* [What the task requires] Produce a copy of every line in the records that holds the string "value".

+++

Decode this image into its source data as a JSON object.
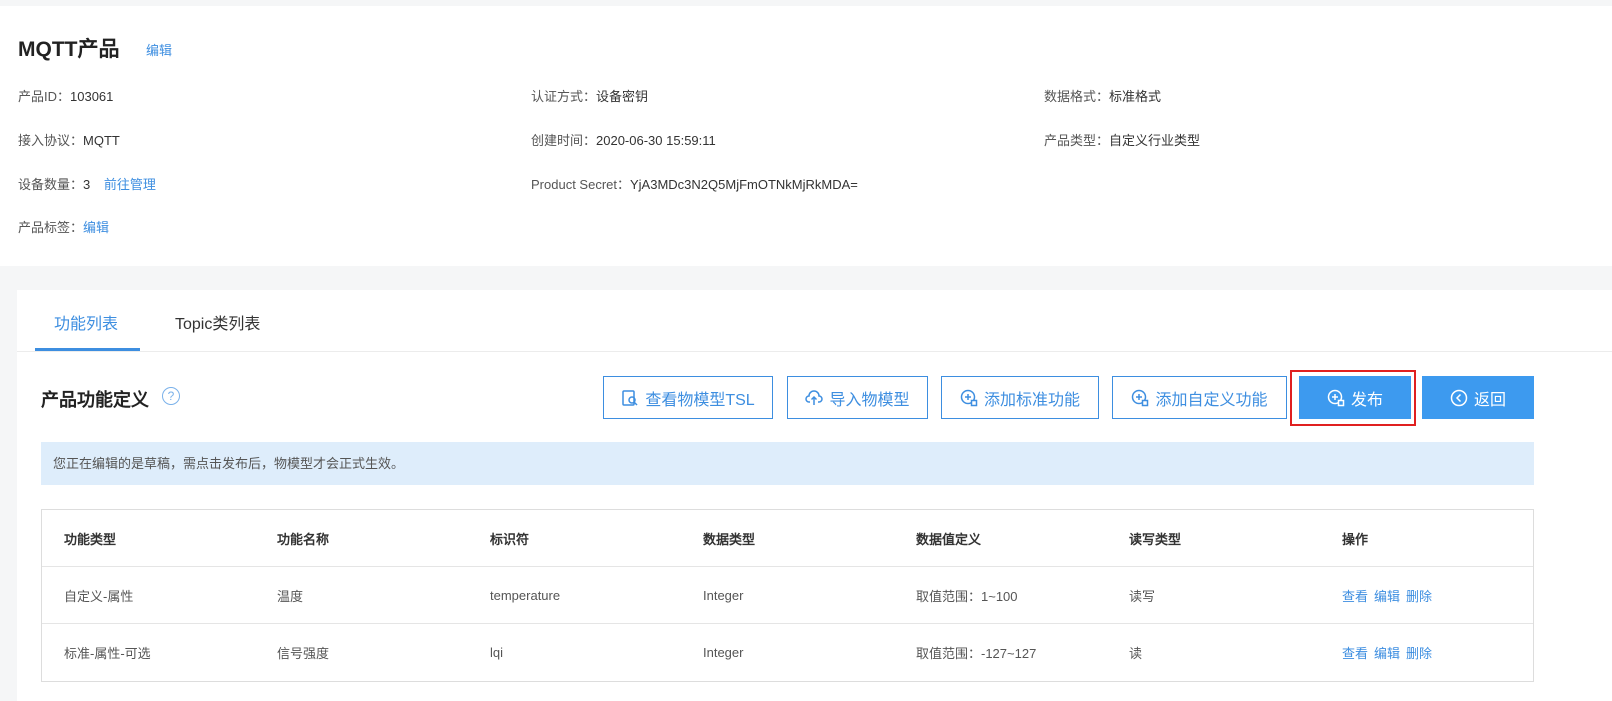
{
  "product": {
    "title": "MQTT产品",
    "edit_label": "编辑",
    "info": [
      {
        "label": "产品ID：",
        "value": "103061"
      },
      {
        "label": "认证方式：",
        "value": "设备密钥"
      },
      {
        "label": "数据格式：",
        "value": "标准格式"
      },
      {
        "label": "接入协议：",
        "value": "MQTT"
      },
      {
        "label": "创建时间：",
        "value": "2020-06-30 15:59:11"
      },
      {
        "label": "产品类型：",
        "value": "自定义行业类型"
      },
      {
        "label": "设备数量：",
        "value": "3"
      },
      {
        "label": "Product Secret：",
        "value": "YjA3MDc3N2Q5MjFmOTNkMjRkMDA="
      },
      {
        "label": "产品标签：",
        "value": ""
      }
    ],
    "manage_link": "前往管理",
    "tag_edit_link": "编辑"
  },
  "tabs": [
    {
      "label": "功能列表",
      "active": true
    },
    {
      "label": "Topic类列表",
      "active": false
    }
  ],
  "section": {
    "title": "产品功能定义",
    "help_glyph": "?"
  },
  "toolbar": {
    "view_tsl": "查看物模型TSL",
    "import_model": "导入物模型",
    "add_standard": "添加标准功能",
    "add_custom": "添加自定义功能",
    "publish": "发布",
    "back": "返回"
  },
  "notice": "您正在编辑的是草稿，需点击发布后，物模型才会正式生效。",
  "table": {
    "headers": [
      "功能类型",
      "功能名称",
      "标识符",
      "数据类型",
      "数据值定义",
      "读写类型",
      "操作"
    ],
    "rows": [
      [
        "自定义-属性",
        "温度",
        "temperature",
        "Integer",
        "取值范围：1~100",
        "读写"
      ],
      [
        "标准-属性-可选",
        "信号强度",
        "lqi",
        "Integer",
        "取值范围：-127~127",
        "读"
      ]
    ],
    "actions": [
      "查看",
      "编辑",
      "删除"
    ]
  },
  "colors": {
    "accent": "#3d8ee0",
    "primary_button": "#3d9aef",
    "notice_bg": "#deedfb",
    "highlight_border": "#e02020"
  }
}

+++

* [Your solution]
        "value": "103061"
        "value": "设备密钥"
        "value": "标准格式"
        "value": "MQTT"
        "value": "2020-06-30 15:59:11"
        "value": "自定义行业类型"
        "value": "3"
        "value": "YjA3MDc3N2Q5MjFmOTNkMjRkMDA="
        "value": ""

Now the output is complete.